● Exercise prompt:
Reproduce the data below exactly. Skip the pictures.

Dataset rows for apps and sites
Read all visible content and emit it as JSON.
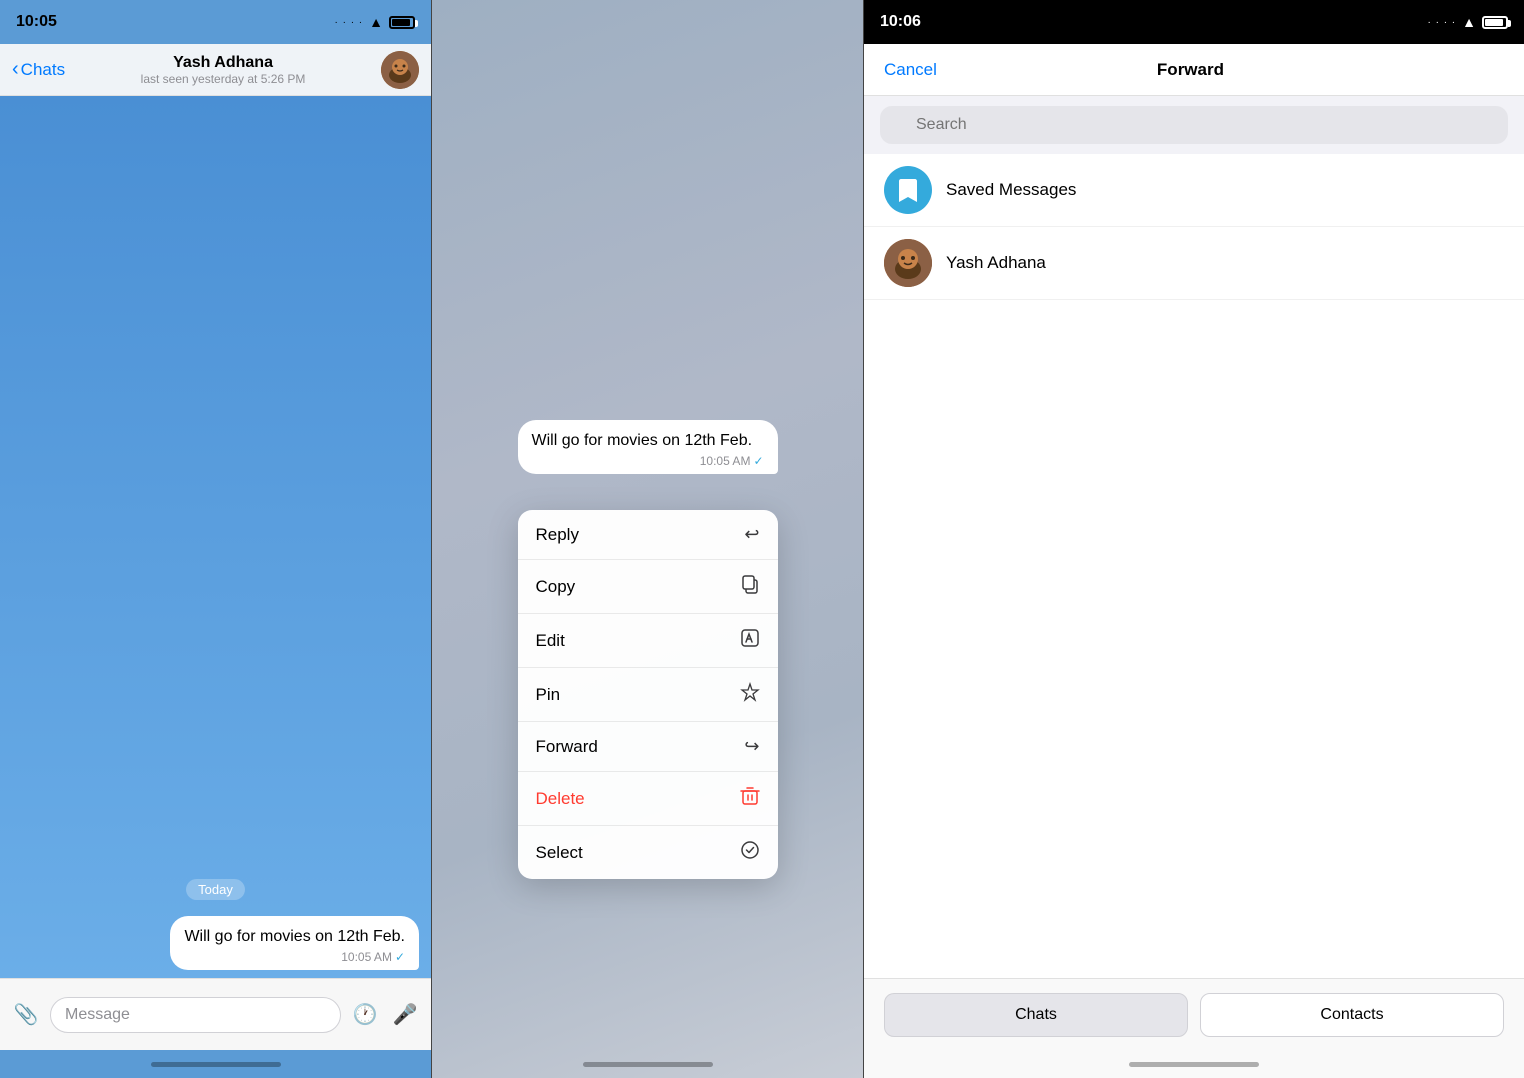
{
  "panel1": {
    "status_time": "10:05",
    "contact_name": "Yash Adhana",
    "contact_status": "last seen yesterday at 5:26 PM",
    "back_label": "Chats",
    "date_badge": "Today",
    "message_text": "Will go for movies on 12th Feb.",
    "message_time": "10:05 AM",
    "input_placeholder": "Message"
  },
  "panel2": {
    "message_text": "Will go for movies on 12th Feb.",
    "message_time": "10:05 AM",
    "menu_items": [
      {
        "label": "Reply",
        "icon": "↩"
      },
      {
        "label": "Copy",
        "icon": "⧉"
      },
      {
        "label": "Edit",
        "icon": "✏"
      },
      {
        "label": "Pin",
        "icon": "📌"
      },
      {
        "label": "Forward",
        "icon": "↪"
      },
      {
        "label": "Delete",
        "icon": "🗑",
        "danger": true
      },
      {
        "label": "Select",
        "icon": "✓"
      }
    ]
  },
  "panel3": {
    "status_time": "10:06",
    "cancel_label": "Cancel",
    "title": "Forward",
    "search_placeholder": "Search",
    "contacts": [
      {
        "name": "Saved Messages",
        "type": "saved"
      },
      {
        "name": "Yash Adhana",
        "type": "user"
      }
    ],
    "tab_chats": "Chats",
    "tab_contacts": "Contacts"
  }
}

● Response to this exercise:
Read all visible content and emit it as JSON.
{
  "panel1": {
    "status_time": "10:05",
    "contact_name": "Yash Adhana",
    "contact_status": "last seen yesterday at 5:26 PM",
    "back_label": "Chats",
    "date_badge": "Today",
    "message_text": "Will go for movies on 12th Feb.",
    "message_time": "10:05 AM",
    "input_placeholder": "Message"
  },
  "panel2": {
    "message_text": "Will go for movies on 12th Feb.",
    "message_time": "10:05 AM",
    "menu_items": [
      {
        "label": "Reply",
        "icon": "↩"
      },
      {
        "label": "Copy",
        "icon": "⧉"
      },
      {
        "label": "Edit",
        "icon": "✏"
      },
      {
        "label": "Pin",
        "icon": "📌"
      },
      {
        "label": "Forward",
        "icon": "↪"
      },
      {
        "label": "Delete",
        "icon": "🗑",
        "danger": true
      },
      {
        "label": "Select",
        "icon": "✓"
      }
    ]
  },
  "panel3": {
    "status_time": "10:06",
    "cancel_label": "Cancel",
    "title": "Forward",
    "search_placeholder": "Search",
    "contacts": [
      {
        "name": "Saved Messages",
        "type": "saved"
      },
      {
        "name": "Yash Adhana",
        "type": "user"
      }
    ],
    "tab_chats": "Chats",
    "tab_contacts": "Contacts"
  }
}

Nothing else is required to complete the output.